Dataset rows for apps and sites:
═══
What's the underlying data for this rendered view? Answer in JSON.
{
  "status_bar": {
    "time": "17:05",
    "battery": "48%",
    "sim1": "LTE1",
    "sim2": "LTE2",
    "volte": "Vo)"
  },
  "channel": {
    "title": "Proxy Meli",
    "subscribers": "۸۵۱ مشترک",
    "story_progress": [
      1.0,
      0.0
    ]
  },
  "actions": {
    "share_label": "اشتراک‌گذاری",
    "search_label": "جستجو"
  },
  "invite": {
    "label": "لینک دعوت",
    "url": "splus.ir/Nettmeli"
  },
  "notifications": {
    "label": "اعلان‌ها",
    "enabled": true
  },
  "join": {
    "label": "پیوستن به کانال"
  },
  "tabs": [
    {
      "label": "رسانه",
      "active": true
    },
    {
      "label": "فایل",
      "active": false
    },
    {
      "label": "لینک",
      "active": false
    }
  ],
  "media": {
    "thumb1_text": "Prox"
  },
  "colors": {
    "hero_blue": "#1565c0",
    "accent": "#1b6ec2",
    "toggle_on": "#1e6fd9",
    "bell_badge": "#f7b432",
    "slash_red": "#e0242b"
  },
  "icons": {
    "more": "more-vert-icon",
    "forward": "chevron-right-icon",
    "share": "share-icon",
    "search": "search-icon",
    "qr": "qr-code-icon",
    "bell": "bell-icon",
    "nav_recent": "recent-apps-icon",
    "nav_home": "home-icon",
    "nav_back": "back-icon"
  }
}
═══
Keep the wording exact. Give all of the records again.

_Solution to this task_
What's the underlying data for this rendered view? Answer in JSON.
{
  "status_bar": {
    "time": "17:05",
    "battery": "48%",
    "sim1": "LTE1",
    "sim2": "LTE2",
    "volte": "Vo)"
  },
  "channel": {
    "title": "Proxy Meli",
    "subscribers": "۸۵۱ مشترک",
    "story_progress": [
      1.0,
      0.0
    ]
  },
  "actions": {
    "share_label": "اشتراک‌گذاری",
    "search_label": "جستجو"
  },
  "invite": {
    "label": "لینک دعوت",
    "url": "splus.ir/Nettmeli"
  },
  "notifications": {
    "label": "اعلان‌ها",
    "enabled": true
  },
  "join": {
    "label": "پیوستن به کانال"
  },
  "tabs": [
    {
      "label": "رسانه",
      "active": true
    },
    {
      "label": "فایل",
      "active": false
    },
    {
      "label": "لینک",
      "active": false
    }
  ],
  "media": {
    "thumb1_text": "Prox"
  },
  "colors": {
    "hero_blue": "#1565c0",
    "accent": "#1b6ec2",
    "toggle_on": "#1e6fd9",
    "bell_badge": "#f7b432",
    "slash_red": "#e0242b"
  },
  "icons": {
    "more": "more-vert-icon",
    "forward": "chevron-right-icon",
    "share": "share-icon",
    "search": "search-icon",
    "qr": "qr-code-icon",
    "bell": "bell-icon",
    "nav_recent": "recent-apps-icon",
    "nav_home": "home-icon",
    "nav_back": "back-icon"
  }
}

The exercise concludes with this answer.